Is defined according to Google as ‘Steadfastness in doing something despite difficulty or delay in achieving success.’
I would say that this is an accurate description of the race day I had at Long Cane Ultra 55 mile in Abbeville South Carolina, but I’ll get to why later. I started out the day thinking I’ve run 5 miles so often I don’t even think it is that far any more. I can certainly manage 5 more miles after 50 right?!?
The day started off like my normal race days. Up at 4AM to clean up. Yes…I do shower up as I have plenty of time to be gross all day when I’m sweaty, dirty and sticky from the sugary foods I tend to consume while racing.
Next up, food and coffee. Caffeine for me is a nice thing to have just like I do on non-race days! Time to pack up the stuff prepared the night before (pack, food, drop bags, etc), get in the car and get to the race start. Three of us arrive at the start on time to pick up our packets, get the drop bags taken care of, say hi to a few people, use the facilities and get to the start area in time for the pre-race briefing.
In no time we are all off and running down the trail in a line like ants looking for the food. We kinda are actually if you think of an aid station in that way. The trail is mostly lob lolly pine trees and pine straw. We get to a green patch with some nice foliage and what do I see? Sigh…yep poison ivy! The itchy legs I still have will pass. This is all a part of the adventure of being in the woods I say to myself and continue moving on to the next aid station.
So far the day has been gently rolling hills, talking to other runners, listening to music, aid station stops (where I’m sure to thank the volunteers – cause they are the BEST just for being there!) eating and drinking. Sure I’ve fallen a few times (3 to be exact but who is counting other than me and my pride?) and had some digestion problems but nothing to keep me from finishing.
I’m pacing myself pretty well and staying hydrated. I reach the 50k mark in time to see Chris come by on his way to finishing his first 50k race. Go Chris go!
I change my shoes and socks, which feels like a small slice of heaven. Fill up my pack with food and drink, eat some food and drink a cold mountain dew. Yummy treat with a little caffeine kick for a little pick me up.
I head back the way I came uneventfully and get to the next aid station. I’m still running close enough to other folks that when I come to the first turn I don’t know I simply follow them without thinking hey is this the right way?
At this point I’m 40 miles into the race and my brain is a bit fuzzy and slow. I get to the next aid station and it is unmanned, which I have forgotten (did I mention fuzzy brain?), and I cannot seem to figure out which way I’m supposed to go. I don’t see orange flags like I had been seeing all day so I wait hoping for another runner to come along and help me figure out which way is the yellow brick road. I haven’t seen anyone so I figure I must be at an aid station that was waiting to be picked up by the crew. So, I backtrack a ways which adds 2 miles to the race distance by the end of it all. I’ve called (wow I’ve got signal in the middle of the woods!) the race director and Chris to see if they can help me since I’m not sure what to do. Fortunately, I find 2 other runners who seem to know the way, so I follow them. We figure out the turn I missed and continue on. I’m so thankful for the company and being back on track to finish.

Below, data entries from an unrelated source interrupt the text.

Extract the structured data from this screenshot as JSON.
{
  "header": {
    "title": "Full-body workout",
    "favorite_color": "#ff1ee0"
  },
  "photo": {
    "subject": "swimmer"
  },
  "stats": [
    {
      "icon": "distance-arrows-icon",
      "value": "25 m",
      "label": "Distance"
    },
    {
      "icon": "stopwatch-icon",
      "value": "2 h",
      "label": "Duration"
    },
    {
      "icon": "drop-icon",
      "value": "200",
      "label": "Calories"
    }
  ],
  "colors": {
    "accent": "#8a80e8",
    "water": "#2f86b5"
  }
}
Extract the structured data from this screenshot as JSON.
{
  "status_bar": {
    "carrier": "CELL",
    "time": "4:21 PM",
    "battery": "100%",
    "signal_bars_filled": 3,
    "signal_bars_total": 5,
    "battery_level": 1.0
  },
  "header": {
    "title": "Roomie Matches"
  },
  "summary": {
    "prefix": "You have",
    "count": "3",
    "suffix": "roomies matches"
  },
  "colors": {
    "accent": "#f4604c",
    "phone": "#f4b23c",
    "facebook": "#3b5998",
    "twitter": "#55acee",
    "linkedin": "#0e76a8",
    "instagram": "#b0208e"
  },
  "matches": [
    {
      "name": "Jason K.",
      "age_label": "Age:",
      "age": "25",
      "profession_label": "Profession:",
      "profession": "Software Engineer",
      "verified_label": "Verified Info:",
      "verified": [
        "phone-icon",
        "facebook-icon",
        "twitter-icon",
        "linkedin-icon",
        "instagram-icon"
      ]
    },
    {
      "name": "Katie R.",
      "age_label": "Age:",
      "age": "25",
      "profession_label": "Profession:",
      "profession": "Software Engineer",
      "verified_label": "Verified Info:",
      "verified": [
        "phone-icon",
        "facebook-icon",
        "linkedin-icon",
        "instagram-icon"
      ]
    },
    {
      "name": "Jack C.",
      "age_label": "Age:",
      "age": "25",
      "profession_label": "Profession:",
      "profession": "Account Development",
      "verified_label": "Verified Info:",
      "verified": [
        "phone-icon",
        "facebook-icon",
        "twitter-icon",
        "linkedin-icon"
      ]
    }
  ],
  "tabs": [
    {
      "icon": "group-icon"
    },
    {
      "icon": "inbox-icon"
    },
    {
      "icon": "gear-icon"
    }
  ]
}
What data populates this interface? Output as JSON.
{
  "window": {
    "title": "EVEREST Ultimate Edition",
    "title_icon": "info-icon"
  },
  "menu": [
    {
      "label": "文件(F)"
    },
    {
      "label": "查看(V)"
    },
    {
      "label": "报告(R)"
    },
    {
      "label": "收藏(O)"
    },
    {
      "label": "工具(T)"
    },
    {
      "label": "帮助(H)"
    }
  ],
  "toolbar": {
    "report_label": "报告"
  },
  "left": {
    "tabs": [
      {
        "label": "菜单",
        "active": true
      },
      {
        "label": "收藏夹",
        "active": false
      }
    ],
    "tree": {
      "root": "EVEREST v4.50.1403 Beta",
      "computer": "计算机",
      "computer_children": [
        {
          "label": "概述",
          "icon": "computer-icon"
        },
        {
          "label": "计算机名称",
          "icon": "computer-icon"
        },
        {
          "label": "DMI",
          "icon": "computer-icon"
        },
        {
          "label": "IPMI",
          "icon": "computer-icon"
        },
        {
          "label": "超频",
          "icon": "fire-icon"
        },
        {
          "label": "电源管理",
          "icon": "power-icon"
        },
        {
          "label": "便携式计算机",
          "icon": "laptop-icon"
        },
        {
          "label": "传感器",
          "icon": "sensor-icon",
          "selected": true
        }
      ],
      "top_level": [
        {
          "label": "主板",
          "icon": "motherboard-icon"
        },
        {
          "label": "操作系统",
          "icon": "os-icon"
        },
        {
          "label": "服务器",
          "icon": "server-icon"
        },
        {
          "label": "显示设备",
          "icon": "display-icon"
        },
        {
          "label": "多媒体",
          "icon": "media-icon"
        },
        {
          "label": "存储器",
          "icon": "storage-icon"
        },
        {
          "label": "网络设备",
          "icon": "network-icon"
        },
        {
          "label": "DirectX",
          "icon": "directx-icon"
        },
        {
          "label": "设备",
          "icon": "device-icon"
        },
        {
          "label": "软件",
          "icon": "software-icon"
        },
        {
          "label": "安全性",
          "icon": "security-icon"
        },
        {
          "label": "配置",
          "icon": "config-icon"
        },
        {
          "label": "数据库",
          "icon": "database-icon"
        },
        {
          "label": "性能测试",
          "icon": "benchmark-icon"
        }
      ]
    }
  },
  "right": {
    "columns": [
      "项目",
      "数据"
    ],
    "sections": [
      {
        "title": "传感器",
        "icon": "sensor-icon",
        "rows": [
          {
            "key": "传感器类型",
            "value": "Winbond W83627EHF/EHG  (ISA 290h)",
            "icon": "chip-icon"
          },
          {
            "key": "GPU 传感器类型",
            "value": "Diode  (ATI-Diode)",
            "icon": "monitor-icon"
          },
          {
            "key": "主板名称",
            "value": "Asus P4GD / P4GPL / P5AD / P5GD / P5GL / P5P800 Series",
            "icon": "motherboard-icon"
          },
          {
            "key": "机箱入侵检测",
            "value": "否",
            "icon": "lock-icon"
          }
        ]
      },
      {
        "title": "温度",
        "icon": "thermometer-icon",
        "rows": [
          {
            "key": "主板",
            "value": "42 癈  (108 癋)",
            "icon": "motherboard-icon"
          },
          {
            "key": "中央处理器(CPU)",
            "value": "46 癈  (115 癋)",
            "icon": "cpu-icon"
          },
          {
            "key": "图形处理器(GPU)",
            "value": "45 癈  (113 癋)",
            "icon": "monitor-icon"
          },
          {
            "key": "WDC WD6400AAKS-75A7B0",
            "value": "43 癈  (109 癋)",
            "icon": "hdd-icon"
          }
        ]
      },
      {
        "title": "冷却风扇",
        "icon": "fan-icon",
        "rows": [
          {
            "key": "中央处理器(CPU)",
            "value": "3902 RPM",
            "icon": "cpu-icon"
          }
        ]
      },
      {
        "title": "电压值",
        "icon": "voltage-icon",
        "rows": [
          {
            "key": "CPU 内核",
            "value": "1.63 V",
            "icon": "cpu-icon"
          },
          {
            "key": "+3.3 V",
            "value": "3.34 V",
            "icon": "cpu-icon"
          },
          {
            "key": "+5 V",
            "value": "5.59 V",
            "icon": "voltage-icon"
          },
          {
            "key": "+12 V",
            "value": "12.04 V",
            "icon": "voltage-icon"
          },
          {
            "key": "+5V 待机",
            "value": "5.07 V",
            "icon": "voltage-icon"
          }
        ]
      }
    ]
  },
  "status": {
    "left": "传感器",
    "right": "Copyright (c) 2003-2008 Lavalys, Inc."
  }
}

The time I spent waiting and taking it easy must have done me some good. I was able to pick up the pace a bit and ended up going ahead of the two runners I’d met. I got through the last two aid stations grabbing the usual heed and food and my light from my drop bag. I had hoped to finish not needing it but knew that wouldn’t happen due to the delay from being a little lost. No big deal as it was all a part of the adventure.
I thanked the volunteer at the last aid station and headed out for the last leg of 6 miles. I had to turn my light on a mile in and it was dark with 3 miles left to complete. I knew I had to slow down or risk falling again and into who knew what. I know I didn’t want it to be more poison ivy, so I walked most of the rest of the run. My brain must have been working better after the rest time and slower pace because I figured out all of the rest of the somewhat poorly marked turns to the end.
As I crossed the finish line for the new longest distance I’d run (57 miles), I felt a strong sense of perseverance and accomplishment. Despite falling, heat, digestive issues and getting lost I had finished the race. I think this race was a great training run in anticipation of the 100 miler I’m planning to finish in July. I learned to remain calm, come up with a plan and handle the situation as best as I can and finish!
Thanks should go out to the race director Terri Hayes for putting on a good race! There are always things that go wrong race day for a director and she like the runners did the best she could of the situation.